The company has looked at what point the UK could lose its homeowner status and tip towards having more private renters than owner-occupiers.
While traditionally a nation of aspirational homeowners, the UK has seen the number of private renters rise strongly in recent years and homeowner numbers fall.
The latest data shows that since 2010, the percentage of owner-occupant homeowners has fallen by -5 per cent while the percentage of occupants in the rental sector has grown by 5 per cent.
When it comes to the percentage of homeowners, the UK currently ranks as the 24th lowest of all 28 EU nations at just 65 per cent. In contrast, the UK is home to the fifth highest percentage of tenant occupiers of all EU nations, behind just Germany, Austria, Denmark and France.
Despite this, homeowners still account for 65 per cent of the market as we remain a nation driven by the goal of owning our own home. However, should this seven-year trend persist we could start to see this change as more and more of us remain in the rental sector.

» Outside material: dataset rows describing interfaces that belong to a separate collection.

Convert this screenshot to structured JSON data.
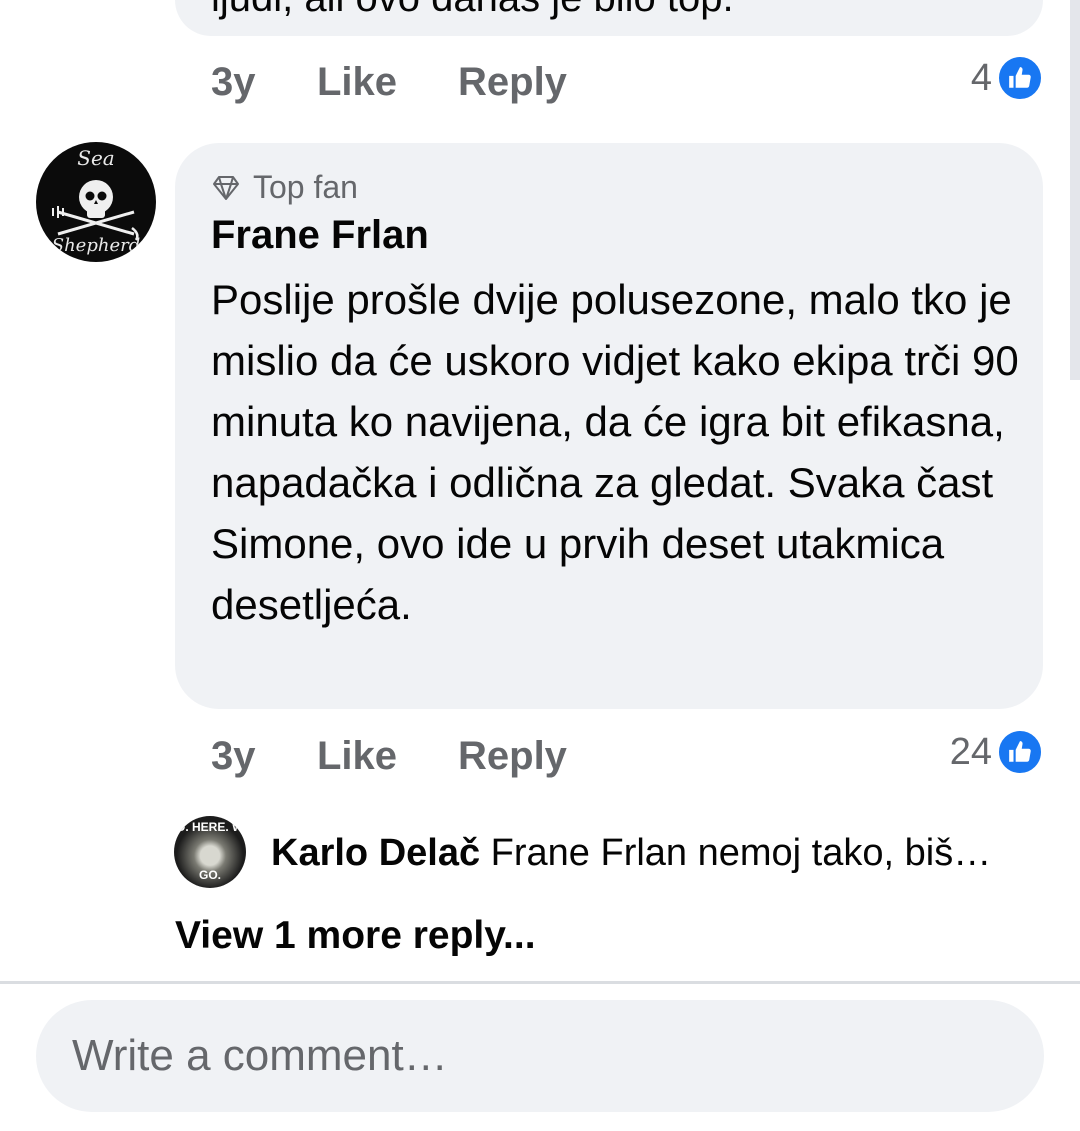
{
  "previous_comment": {
    "cut_text": "ljudi, ali ovo danas je bilo top.",
    "time": "3y",
    "like_label": "Like",
    "reply_label": "Reply",
    "reaction_count": "4"
  },
  "comment": {
    "avatar_text_top": "Sea",
    "avatar_text_bottom": "Shepherd",
    "badge": "Top fan",
    "author": "Frane Frlan",
    "text": "Poslije prošle dvije polusezone, malo tko je mislio da će uskoro vidjet kako ekipa trči 90 minuta ko navijena, da će igra bit efikasna, napadačka i odlična za gledat. Svaka čast Simone, ovo ide u prvih deset utakmica desetljeća.",
    "time": "3y",
    "like_label": "Like",
    "reply_label": "Reply",
    "reaction_count": "24"
  },
  "reply_preview": {
    "avatar_text_top": "D. HERE. W",
    "avatar_text_bottom": "GO.",
    "author": "Karlo Delač",
    "text": "Frane Frlan nemoj tako, biš…"
  },
  "view_more_label": "View 1 more reply...",
  "composer": {
    "placeholder": "Write a comment…"
  },
  "colors": {
    "bubble": "#f0f2f5",
    "secondary_text": "#65676b",
    "like_blue": "#1877f2"
  }
}
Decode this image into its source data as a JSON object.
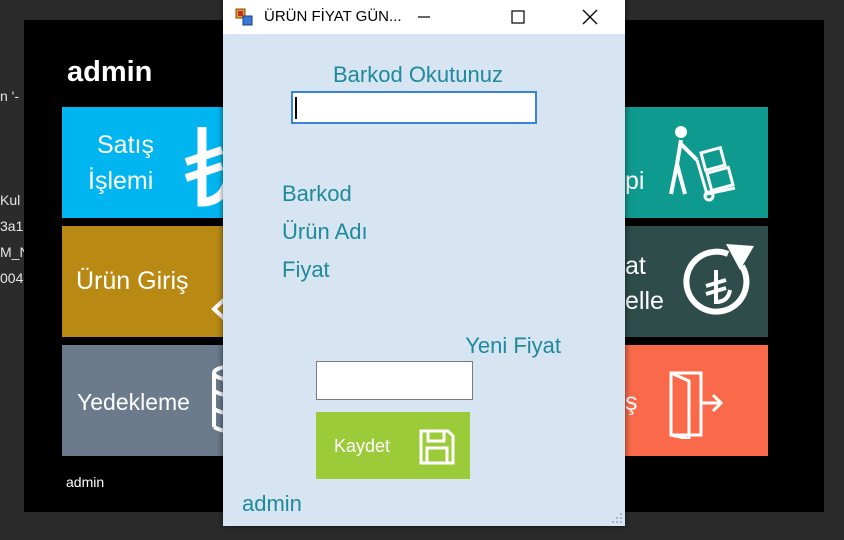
{
  "background": {
    "left_text_lines": [
      "n '-",
      "Kul",
      "3a1",
      "M_N",
      "004"
    ]
  },
  "main_form": {
    "title": "admin",
    "footer_user": "admin",
    "tiles": {
      "sales": {
        "label_line1": "Satış",
        "label_line2": "İşlemi",
        "color": "#00b5f0",
        "icon": "lira-icon"
      },
      "product_entry": {
        "label": "Ürün Giriş",
        "color": "#b88a14",
        "icon": "arrow-icon"
      },
      "backup": {
        "label": "Yedekleme",
        "color": "#6b7b8c",
        "icon": "database-icon"
      },
      "delivery": {
        "label_line2": "pi",
        "color": "#0f9a90",
        "icon": "hand-truck-icon"
      },
      "update": {
        "label_line1": "at",
        "label_line2": "elle",
        "color": "#2d4c4a",
        "icon": "refresh-lira-icon"
      },
      "exit": {
        "label": "ş",
        "color": "#fa6a4a",
        "icon": "exit-door-icon"
      }
    }
  },
  "dialog": {
    "title": "ÜRÜN FİYAT GÜN...",
    "barcode_prompt": "Barkod Okutunuz",
    "barcode_value": "",
    "barkod_label": "Barkod",
    "product_name_label": "Ürün Adı",
    "price_label": "Fiyat",
    "new_price_label": "Yeni Fiyat",
    "new_price_value": "",
    "save_label": "Kaydet",
    "user": "admin",
    "colors": {
      "label": "#1e8a9a",
      "background": "#d7e4f2",
      "save": "#9ccb3a"
    }
  }
}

Based on the previous decline in homeownership levels, the scales would tip in favour of private renters by 2039 with 50.7 per cent of us renting to 49.3 per cent owning our own home. By 2045 this will have grown to 55 per cent of the nation living in the rental sector to 45 per cent classed as owner-occupants.
Founder and CEO of VeriSmart, Jonathan Senior, commented: ‘We are currently seeing a shifting mentality in the way we choose to live our lives and for Generation Rent, in particular, there is no longer that urgency to make it out of the rental sector and secure their own ‘piece’ of bricks and mortar.
‘This was initially driven by consistently buoyant house price growth coupled with stagnant wage growth providing no other option but to rent, however, social rental numbers are falling, Build-to-Rent is growing in prominence, and there has been a number of tenant-friendly changes to the sector.’
He concluded: ‘All of these changes are making the rental sector a more attractive place to be and as a result, we are seeing more of us opt for it and stay there for much longer than we may have traditionally.’